**Your task:** A word-for-word retyping of the listing is the goal.

**The data:**
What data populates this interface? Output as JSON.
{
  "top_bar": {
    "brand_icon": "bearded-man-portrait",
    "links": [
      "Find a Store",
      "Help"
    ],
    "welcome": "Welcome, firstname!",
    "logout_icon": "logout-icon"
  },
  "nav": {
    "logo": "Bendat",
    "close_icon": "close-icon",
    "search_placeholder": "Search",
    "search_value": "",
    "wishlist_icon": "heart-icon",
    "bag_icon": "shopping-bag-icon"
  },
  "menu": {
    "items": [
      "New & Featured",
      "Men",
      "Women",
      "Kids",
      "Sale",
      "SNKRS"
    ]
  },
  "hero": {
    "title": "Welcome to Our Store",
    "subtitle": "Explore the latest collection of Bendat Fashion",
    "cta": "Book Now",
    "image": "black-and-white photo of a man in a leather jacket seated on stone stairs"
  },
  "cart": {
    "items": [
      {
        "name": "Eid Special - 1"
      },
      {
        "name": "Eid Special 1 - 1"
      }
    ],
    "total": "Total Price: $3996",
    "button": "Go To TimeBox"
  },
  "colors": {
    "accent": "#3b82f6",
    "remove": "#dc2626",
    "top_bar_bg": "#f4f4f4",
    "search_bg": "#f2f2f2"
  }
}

**Solution to the exercise:**
What data populates this interface? Output as JSON.
{
  "top_bar": {
    "brand_icon": "bearded-man-portrait",
    "links": [
      "Find a Store",
      "Help"
    ],
    "welcome": "Welcome, firstname!",
    "logout_icon": "logout-icon"
  },
  "nav": {
    "logo": "Bendat",
    "close_icon": "close-icon",
    "search_placeholder": "Search",
    "search_value": "",
    "wishlist_icon": "heart-icon",
    "bag_icon": "shopping-bag-icon"
  },
  "menu": {
    "items": [
      "New & Featured",
      "Men",
      "Women",
      "Kids",
      "Sale",
      "SNKRS"
    ]
  },
  "hero": {
    "title": "Welcome to Our Store",
    "subtitle": "Explore the latest collection of Bendat Fashion",
    "cta": "Book Now",
    "image": "black-and-white photo of a man in a leather jacket seated on stone stairs"
  },
  "cart": {
    "items": [
      {
        "name": "Eid Special - 1"
      },
      {
        "name": "Eid Special 1 - 1"
      }
    ],
    "total": "Total Price: $3996",
    "button": "Go To TimeBox"
  },
  "colors": {
    "accent": "#3b82f6",
    "remove": "#dc2626",
    "top_bar_bg": "#f4f4f4",
    "search_bg": "#f2f2f2"
  }
}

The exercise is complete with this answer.